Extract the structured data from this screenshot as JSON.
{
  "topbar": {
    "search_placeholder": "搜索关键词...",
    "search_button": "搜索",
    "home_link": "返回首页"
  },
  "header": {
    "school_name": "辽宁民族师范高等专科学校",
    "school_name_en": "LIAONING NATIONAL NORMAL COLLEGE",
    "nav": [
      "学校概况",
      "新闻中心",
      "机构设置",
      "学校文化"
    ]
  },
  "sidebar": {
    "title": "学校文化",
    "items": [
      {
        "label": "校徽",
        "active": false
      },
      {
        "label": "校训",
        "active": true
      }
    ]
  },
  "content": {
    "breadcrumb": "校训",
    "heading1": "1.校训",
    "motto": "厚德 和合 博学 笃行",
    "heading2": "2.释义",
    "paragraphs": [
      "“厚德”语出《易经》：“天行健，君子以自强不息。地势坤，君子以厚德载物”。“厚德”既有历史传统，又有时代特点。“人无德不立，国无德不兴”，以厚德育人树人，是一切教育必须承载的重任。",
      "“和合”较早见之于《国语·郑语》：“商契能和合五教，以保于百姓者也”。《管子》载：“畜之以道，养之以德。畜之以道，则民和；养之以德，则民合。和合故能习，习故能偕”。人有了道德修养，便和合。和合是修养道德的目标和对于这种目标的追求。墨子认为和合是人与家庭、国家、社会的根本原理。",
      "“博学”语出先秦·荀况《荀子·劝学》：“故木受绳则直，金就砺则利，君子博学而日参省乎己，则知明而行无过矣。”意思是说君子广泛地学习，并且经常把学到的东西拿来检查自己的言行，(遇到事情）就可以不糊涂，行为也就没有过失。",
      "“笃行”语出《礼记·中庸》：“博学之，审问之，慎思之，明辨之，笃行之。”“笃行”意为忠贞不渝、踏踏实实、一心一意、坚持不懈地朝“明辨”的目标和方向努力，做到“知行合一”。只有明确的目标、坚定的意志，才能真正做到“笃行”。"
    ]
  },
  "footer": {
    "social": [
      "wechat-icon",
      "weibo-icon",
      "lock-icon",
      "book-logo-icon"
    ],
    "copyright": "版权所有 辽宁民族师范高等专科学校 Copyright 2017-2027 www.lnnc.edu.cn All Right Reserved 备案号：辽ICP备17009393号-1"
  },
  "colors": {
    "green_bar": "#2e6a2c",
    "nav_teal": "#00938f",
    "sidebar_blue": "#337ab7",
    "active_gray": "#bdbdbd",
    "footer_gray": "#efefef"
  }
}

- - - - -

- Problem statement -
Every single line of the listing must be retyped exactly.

- Answer section -
Extract the structured data from this screenshot as JSON.
{
  "topbar": {
    "search_placeholder": "搜索关键词...",
    "search_button": "搜索",
    "home_link": "返回首页"
  },
  "header": {
    "school_name": "辽宁民族师范高等专科学校",
    "school_name_en": "LIAONING NATIONAL NORMAL COLLEGE",
    "nav": [
      "学校概况",
      "新闻中心",
      "机构设置",
      "学校文化"
    ]
  },
  "sidebar": {
    "title": "学校文化",
    "items": [
      {
        "label": "校徽",
        "active": false
      },
      {
        "label": "校训",
        "active": true
      }
    ]
  },
  "content": {
    "breadcrumb": "校训",
    "heading1": "1.校训",
    "motto": "厚德 和合 博学 笃行",
    "heading2": "2.释义",
    "paragraphs": [
      "“厚德”语出《易经》：“天行健，君子以自强不息。地势坤，君子以厚德载物”。“厚德”既有历史传统，又有时代特点。“人无德不立，国无德不兴”，以厚德育人树人，是一切教育必须承载的重任。",
      "“和合”较早见之于《国语·郑语》：“商契能和合五教，以保于百姓者也”。《管子》载：“畜之以道，养之以德。畜之以道，则民和；养之以德，则民合。和合故能习，习故能偕”。人有了道德修养，便和合。和合是修养道德的目标和对于这种目标的追求。墨子认为和合是人与家庭、国家、社会的根本原理。",
      "“博学”语出先秦·荀况《荀子·劝学》：“故木受绳则直，金就砺则利，君子博学而日参省乎己，则知明而行无过矣。”意思是说君子广泛地学习，并且经常把学到的东西拿来检查自己的言行，(遇到事情）就可以不糊涂，行为也就没有过失。",
      "“笃行”语出《礼记·中庸》：“博学之，审问之，慎思之，明辨之，笃行之。”“笃行”意为忠贞不渝、踏踏实实、一心一意、坚持不懈地朝“明辨”的目标和方向努力，做到“知行合一”。只有明确的目标、坚定的意志，才能真正做到“笃行”。"
    ]
  },
  "footer": {
    "social": [
      "wechat-icon",
      "weibo-icon",
      "lock-icon",
      "book-logo-icon"
    ],
    "copyright": "版权所有 辽宁民族师范高等专科学校 Copyright 2017-2027 www.lnnc.edu.cn All Right Reserved 备案号：辽ICP备17009393号-1"
  },
  "colors": {
    "green_bar": "#2e6a2c",
    "nav_teal": "#00938f",
    "sidebar_blue": "#337ab7",
    "active_gray": "#bdbdbd",
    "footer_gray": "#efefef"
  }
}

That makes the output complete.